Segment Open

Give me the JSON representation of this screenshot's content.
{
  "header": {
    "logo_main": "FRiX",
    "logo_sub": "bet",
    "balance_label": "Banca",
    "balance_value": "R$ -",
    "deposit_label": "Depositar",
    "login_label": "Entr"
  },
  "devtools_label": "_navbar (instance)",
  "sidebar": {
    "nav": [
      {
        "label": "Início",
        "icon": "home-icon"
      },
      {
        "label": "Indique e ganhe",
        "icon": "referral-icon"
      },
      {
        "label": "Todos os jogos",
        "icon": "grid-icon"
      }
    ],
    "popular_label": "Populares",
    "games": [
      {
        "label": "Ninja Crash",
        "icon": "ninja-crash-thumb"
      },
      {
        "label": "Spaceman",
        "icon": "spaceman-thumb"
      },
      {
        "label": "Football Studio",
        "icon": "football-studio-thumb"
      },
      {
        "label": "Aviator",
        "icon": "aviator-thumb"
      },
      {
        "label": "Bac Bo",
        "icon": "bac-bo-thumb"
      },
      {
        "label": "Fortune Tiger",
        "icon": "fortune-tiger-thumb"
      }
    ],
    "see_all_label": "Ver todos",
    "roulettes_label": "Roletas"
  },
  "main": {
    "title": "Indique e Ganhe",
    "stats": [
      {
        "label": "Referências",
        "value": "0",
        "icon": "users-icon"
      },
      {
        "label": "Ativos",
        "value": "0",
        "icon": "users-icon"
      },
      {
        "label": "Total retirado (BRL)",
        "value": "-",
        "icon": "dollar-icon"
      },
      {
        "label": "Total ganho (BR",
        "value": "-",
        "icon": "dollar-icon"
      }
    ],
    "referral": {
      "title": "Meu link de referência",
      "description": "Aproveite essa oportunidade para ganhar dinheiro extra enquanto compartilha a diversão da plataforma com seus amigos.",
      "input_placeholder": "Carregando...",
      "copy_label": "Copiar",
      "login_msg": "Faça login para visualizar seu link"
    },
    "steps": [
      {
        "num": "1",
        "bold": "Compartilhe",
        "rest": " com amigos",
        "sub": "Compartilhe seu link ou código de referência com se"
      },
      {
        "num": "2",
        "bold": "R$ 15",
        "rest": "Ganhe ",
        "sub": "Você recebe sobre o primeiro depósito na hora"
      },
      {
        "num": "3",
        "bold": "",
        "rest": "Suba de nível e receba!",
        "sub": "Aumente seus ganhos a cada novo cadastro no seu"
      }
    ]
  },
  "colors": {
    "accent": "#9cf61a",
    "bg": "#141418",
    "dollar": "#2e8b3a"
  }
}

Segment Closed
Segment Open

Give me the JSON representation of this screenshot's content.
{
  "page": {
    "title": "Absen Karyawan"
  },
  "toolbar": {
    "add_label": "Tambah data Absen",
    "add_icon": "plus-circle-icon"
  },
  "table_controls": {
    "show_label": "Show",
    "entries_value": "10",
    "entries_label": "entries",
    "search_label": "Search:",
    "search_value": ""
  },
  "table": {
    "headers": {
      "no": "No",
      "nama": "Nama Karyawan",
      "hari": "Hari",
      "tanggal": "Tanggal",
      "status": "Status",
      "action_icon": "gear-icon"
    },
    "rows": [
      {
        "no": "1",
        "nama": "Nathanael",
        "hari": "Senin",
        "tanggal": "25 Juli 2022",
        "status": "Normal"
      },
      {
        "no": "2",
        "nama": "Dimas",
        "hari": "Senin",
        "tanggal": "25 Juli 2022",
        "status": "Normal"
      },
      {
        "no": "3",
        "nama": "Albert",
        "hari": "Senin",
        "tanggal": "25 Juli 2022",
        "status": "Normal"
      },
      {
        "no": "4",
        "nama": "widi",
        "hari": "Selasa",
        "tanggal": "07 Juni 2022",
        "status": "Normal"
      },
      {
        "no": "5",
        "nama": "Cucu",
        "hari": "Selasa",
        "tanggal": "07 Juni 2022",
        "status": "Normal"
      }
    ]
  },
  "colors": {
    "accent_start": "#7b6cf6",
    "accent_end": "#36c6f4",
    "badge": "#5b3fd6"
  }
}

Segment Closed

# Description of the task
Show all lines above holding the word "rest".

# Result below
        "rest": " com amigos",
        "rest": "Ganhe ",
        "rest": "Suba de nível e receba!",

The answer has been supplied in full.